A response adaptive randomization platform trial for efficient evaluation of Ebola virus treatments: A model for pandemic response.

Journal Article (Journal Article)

The outbreak of Ebola virus disease in West Africa is the largest ever recorded. Numerous treatment alternatives for Ebola have been considered, including widely available repurposed drugs, but initiation of enrollment into clinical trials has been limited. The proposed trial is an adaptive platform design. Multiple agents and combinations will be investigated simultaneously. Additionally, new agents may enter the trial as they become available, and failing agents may be removed. In order to accommodate the many possible agents and combinations, a critical feature of this design is the use of response adaptive randomization to assign treatment regimens. As the trial progresses, the randomization ratio evolves to favor the arms that are performing better, making the design also suitable for all-cause pandemic preparedness planning. The study was approved by US and Sierra Leone ethics committees, and reviewed by the US Food and Drug Administration. Additionally, data management, drug supply lines, and local sites were prepared. However, in response to the declining epidemic seen in February 2015, the trial was not initiated. Sierra Leone remains ready to rapidly activate the protocol as an emergency response trial in the event of a resurgence of Ebola. (ClinicalTrials.gov Identifier: NCT02380625.) In summary, we have designed a single controlled trial capable of efficiently identifying highly effective or failing regimens among a rapidly evolving list of proposed therapeutic alternatives for Ebola virus disease and to treat the patients within the trial effectively based on accruing data. Provision of these regimens, if found safe and effective, would have a major impact on future epidemics by providing effective treatment options.

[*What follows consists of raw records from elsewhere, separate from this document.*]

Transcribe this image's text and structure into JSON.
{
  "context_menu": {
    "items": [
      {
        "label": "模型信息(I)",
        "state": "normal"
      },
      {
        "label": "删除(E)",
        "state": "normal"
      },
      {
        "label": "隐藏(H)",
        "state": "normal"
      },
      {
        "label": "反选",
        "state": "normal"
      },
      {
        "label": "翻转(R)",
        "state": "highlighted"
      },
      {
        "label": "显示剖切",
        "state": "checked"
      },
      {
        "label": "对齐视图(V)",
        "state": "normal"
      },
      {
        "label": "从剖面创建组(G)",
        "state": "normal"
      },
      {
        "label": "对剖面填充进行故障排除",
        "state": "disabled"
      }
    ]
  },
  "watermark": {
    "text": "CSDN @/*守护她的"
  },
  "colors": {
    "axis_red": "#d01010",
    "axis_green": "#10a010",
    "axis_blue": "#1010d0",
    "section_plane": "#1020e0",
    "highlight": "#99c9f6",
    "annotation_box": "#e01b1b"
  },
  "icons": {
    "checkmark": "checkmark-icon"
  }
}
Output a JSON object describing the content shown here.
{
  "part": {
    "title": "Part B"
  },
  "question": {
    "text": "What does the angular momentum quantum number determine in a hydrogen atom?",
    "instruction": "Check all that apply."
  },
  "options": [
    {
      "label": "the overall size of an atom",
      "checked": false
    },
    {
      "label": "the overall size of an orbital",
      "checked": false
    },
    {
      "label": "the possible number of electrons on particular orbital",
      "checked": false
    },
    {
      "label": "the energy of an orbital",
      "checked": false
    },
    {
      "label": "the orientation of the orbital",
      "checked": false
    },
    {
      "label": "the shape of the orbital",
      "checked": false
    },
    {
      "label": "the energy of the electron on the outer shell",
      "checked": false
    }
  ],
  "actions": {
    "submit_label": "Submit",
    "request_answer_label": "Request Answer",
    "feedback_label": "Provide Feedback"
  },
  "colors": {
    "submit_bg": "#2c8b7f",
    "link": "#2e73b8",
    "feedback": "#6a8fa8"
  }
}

Full Text

Duke Authors

Cited Authors

  • Berry, SM; Petzold, EA; Dull, P; Thielman, NM; Cunningham, CK; Corey, GR; McClain, MT; Hoover, DL; Russell, J; Griffiss, JM; Woods, CW

Published Date

  • February 2016

Published In

Volume / Issue

  • 13 / 1

Start / End Page

  • 22 - 30

PubMed ID

  • 26768569

Pubmed Central ID

  • PMC5583707

Electronic International Standard Serial Number (EISSN)

  • 1740-7753

Digital Object Identifier (DOI)

  • 10.1177/1740774515621721


  • eng

Conference Location

  • England